Michelle Richter is a principal at Fiduciary Insurance Services, LLC, and executive director of the Institutional Retirement Income Council, Inc. She is also one of the smartest people I’ve ever met. Richter’s intellect incorporates both dimensions of “smart,” which is why she was placed in charge of a Fortune 100 company’s broker-dealer and RIA.

Richter is driven. Her “cause” is reform of regulation that levels the playing field for insurance through the introduction of a 40 Act-equivalent governing insurance advisement. I fully support this because it will result in better outcomes for investors. It will facilitate commercialization of intellectual property that, today, represents unfulfilled potential. To help the advisory profession understand the regulatory inequality that exists, Richter developed her own lexicon, using the “verbs” and “nouns” construct.

I spoke with Michelle on May 22.

I was surprised and enlightened to learn about the construct of the verbs and nouns. I didn't know it was an issue. What brought you to the realization that we needed this?

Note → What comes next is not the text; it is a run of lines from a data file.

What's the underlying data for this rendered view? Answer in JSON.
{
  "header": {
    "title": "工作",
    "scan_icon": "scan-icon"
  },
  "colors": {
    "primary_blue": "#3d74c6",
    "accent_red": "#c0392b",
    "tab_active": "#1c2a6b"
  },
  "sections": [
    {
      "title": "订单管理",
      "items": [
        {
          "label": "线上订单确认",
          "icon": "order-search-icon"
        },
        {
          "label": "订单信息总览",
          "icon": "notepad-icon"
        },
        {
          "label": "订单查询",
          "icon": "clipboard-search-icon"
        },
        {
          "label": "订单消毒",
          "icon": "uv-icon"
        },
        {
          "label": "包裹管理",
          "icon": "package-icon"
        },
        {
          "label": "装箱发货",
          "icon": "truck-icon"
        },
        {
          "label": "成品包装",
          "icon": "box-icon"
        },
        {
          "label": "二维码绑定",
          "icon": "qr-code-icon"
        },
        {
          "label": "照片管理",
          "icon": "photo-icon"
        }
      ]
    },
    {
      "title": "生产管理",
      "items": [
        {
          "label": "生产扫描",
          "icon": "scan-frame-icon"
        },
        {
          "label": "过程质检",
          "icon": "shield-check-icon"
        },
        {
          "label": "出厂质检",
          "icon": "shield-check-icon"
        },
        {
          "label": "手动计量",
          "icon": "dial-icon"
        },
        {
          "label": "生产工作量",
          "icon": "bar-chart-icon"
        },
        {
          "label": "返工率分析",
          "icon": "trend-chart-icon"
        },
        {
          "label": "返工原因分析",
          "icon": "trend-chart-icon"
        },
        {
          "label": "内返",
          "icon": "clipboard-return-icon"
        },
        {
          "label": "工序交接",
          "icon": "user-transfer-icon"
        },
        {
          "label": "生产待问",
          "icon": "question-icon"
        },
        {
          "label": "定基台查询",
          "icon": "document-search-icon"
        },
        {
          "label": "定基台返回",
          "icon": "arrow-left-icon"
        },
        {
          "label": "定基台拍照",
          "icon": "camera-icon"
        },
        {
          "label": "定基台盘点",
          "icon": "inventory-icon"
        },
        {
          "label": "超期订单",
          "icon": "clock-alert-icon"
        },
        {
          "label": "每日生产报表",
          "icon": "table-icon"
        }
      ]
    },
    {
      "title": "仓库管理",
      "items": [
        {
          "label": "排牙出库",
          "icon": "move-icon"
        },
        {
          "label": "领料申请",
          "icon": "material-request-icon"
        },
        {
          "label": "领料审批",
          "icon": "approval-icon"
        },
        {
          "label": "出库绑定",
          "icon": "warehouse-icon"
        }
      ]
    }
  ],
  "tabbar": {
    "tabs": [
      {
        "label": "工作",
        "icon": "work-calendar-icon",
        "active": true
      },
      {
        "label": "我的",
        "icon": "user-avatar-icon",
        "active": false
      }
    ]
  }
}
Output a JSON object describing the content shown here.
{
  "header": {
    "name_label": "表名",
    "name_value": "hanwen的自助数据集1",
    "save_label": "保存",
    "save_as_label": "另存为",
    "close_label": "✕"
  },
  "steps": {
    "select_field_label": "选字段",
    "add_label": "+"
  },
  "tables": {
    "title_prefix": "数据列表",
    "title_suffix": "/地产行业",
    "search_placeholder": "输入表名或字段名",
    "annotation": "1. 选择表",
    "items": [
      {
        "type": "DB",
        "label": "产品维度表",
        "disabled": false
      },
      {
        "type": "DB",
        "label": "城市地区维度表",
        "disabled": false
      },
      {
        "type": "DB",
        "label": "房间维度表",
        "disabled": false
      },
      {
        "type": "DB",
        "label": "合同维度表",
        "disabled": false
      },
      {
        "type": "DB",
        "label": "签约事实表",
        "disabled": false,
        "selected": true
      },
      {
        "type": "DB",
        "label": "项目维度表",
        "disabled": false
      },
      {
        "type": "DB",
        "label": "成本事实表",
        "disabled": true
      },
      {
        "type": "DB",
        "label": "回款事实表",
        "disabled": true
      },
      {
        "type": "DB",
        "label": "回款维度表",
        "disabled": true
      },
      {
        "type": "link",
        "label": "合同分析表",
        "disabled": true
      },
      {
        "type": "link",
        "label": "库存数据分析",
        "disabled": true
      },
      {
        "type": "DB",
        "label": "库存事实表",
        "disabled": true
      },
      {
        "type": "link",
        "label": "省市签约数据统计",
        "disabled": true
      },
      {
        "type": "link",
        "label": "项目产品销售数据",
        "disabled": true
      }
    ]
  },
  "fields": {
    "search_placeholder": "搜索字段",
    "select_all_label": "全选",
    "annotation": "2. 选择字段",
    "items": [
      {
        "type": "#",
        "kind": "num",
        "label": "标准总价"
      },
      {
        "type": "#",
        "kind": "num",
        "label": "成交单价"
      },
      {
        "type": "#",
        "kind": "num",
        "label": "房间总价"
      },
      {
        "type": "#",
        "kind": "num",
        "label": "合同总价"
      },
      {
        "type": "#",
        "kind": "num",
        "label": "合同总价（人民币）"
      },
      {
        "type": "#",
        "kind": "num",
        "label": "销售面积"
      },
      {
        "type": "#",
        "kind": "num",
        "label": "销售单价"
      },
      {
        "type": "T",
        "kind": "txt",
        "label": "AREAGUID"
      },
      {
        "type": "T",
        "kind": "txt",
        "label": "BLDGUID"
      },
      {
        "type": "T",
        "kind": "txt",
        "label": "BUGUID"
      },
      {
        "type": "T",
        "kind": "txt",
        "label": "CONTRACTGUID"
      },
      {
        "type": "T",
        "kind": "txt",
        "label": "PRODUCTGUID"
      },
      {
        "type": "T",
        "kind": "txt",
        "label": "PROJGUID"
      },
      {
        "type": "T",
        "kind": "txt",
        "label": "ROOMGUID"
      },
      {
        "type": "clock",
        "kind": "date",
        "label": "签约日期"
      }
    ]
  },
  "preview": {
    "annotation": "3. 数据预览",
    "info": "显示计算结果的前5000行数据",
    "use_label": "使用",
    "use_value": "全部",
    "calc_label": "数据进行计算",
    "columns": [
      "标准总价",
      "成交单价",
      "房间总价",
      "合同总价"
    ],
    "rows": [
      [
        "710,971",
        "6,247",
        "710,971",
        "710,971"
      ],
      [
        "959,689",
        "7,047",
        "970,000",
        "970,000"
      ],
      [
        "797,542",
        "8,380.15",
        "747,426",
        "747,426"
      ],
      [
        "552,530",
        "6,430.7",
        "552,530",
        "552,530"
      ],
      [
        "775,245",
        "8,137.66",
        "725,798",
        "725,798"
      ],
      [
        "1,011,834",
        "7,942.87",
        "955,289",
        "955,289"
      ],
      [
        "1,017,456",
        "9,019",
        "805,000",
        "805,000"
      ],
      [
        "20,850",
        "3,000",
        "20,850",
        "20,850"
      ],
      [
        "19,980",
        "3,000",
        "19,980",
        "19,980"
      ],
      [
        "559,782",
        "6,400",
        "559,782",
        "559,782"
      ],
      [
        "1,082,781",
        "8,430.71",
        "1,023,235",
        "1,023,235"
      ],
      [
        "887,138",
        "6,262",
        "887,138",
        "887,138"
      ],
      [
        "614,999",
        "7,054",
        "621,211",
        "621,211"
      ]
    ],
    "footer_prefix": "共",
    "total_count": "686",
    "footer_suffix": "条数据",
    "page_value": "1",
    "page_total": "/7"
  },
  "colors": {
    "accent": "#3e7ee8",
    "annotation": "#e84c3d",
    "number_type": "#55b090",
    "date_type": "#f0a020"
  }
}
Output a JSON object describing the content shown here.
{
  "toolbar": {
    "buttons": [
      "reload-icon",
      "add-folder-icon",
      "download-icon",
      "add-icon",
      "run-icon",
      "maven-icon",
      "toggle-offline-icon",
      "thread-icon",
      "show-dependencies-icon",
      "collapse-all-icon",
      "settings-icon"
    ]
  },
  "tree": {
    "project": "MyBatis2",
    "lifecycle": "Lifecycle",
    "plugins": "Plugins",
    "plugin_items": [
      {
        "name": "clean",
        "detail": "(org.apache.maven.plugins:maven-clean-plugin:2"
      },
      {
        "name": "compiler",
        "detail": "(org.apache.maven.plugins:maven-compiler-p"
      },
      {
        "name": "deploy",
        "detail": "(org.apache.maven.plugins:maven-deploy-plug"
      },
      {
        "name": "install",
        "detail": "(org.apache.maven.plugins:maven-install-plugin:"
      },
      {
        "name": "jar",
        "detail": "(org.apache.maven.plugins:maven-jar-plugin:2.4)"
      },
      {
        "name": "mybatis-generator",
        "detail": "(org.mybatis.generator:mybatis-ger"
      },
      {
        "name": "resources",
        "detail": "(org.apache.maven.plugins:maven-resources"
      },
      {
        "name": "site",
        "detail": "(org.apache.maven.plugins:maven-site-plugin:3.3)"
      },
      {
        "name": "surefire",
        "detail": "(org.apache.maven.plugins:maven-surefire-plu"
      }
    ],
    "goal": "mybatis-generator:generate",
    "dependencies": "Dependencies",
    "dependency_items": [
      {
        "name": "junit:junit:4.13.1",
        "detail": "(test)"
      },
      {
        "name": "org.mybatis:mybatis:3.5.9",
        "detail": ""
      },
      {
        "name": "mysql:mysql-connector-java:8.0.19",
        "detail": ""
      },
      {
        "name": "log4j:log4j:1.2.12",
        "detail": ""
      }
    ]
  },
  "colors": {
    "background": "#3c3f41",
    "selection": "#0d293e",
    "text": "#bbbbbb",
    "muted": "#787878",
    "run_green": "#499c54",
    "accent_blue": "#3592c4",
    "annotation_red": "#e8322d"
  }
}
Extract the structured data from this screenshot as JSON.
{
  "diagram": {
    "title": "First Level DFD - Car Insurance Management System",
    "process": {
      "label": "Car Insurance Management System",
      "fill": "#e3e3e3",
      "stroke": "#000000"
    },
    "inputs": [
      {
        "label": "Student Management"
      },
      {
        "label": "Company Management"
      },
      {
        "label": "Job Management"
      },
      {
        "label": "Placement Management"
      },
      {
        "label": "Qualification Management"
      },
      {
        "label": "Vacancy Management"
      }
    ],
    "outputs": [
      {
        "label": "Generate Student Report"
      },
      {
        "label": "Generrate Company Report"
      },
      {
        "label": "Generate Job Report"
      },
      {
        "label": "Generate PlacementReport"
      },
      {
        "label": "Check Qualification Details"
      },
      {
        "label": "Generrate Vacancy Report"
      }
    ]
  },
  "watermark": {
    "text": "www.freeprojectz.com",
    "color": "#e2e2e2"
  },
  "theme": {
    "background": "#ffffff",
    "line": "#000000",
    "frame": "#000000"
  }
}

There were a few things, but mainly, it’s because my experience is as a person who believes in creating value as an intellectual property developer, and that's where I've spent my career. I've worked on a lot of consumer-liability-minimizing concepts, which were good concepts from good people who had good ideas. It became increasingly evident that those ideas couldn't be commercialized.